LIT JRN (F21)103  WRITING RACE IN USTOBAR, H.
This course aims to be a survey of nonfiction writing about race in the United States of America, from the 19th century to the present. We will examine how writers have tackled issues of racial inequality and discrimination, and constructed narratives centered on the lives of people of color in various nonfiction genres: journalism, investigative reporting, essays, criticism and memoirs. Readings will include works by W.E.B Du Bois, Ida B. Wells, Octavio Paz, Carey McWilliams, Luis Alberto Urrea, Ta-Nehisi Coates and others.

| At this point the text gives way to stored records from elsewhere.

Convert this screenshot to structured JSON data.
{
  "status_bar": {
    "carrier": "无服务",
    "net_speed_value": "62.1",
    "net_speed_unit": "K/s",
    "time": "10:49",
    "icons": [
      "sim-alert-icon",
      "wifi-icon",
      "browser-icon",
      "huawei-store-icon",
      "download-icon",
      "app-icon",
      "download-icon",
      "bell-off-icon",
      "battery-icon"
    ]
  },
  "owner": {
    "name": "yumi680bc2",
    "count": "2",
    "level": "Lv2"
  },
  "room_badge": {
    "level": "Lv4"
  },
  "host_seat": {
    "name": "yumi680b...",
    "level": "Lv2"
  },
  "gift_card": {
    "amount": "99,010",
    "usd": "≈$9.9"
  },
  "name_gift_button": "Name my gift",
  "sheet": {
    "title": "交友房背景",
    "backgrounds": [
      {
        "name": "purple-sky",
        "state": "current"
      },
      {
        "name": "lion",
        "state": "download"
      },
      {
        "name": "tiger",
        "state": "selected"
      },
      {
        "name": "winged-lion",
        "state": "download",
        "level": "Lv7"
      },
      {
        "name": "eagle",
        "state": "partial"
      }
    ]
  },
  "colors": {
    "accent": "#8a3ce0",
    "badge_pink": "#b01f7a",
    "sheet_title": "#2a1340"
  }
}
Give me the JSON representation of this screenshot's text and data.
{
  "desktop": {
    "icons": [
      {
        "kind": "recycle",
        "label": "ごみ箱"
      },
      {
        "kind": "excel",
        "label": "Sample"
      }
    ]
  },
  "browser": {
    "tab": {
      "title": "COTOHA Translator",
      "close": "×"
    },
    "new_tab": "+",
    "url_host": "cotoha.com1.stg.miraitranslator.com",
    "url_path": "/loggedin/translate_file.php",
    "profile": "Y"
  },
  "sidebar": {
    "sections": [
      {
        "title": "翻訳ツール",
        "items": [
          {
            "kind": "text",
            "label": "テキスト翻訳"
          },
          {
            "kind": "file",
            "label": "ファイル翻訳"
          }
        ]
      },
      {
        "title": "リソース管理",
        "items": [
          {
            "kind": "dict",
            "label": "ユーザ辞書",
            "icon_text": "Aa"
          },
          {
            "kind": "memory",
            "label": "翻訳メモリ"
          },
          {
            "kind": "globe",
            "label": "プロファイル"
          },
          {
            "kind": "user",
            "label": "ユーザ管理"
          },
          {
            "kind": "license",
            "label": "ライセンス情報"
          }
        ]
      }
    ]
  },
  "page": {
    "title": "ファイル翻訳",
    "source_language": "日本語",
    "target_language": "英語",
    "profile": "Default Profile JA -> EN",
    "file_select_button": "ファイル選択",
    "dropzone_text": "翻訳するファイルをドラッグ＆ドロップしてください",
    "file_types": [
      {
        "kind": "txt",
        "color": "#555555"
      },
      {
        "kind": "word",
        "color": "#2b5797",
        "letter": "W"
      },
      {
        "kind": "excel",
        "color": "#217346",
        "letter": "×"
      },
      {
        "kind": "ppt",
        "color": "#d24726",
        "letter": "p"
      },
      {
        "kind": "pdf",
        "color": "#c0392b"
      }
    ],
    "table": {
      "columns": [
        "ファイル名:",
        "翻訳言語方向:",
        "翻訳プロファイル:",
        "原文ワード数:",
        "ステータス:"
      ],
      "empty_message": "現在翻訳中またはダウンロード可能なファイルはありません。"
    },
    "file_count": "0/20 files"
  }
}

As a final requirement, students will produce their own work of cultural criticism or reportage.
LIT JRN (F21)198  STORYTELLING LABPIERSON, P.
This course is an extracurricular, group independent study in which students work with the instructor on a number of hands-on, group and individual projects related to nonfiction narrative and storytelling.  Throughout the quarter, students will help to design student- and community-focused programming for Literary Journalism’s Center for Storytelling and also help develop projects for the Storytelling Lab.  

Portions of the class will be self-directed, including assignments and projects students can complete at their own pace before the end of the quarter.  Students are encouraged to adapt their work for the course to their own professional or academic research interests.  Usually this course is taken for 4 graded units, but please note that in many cases the course cannot be used to replace a degree requirement.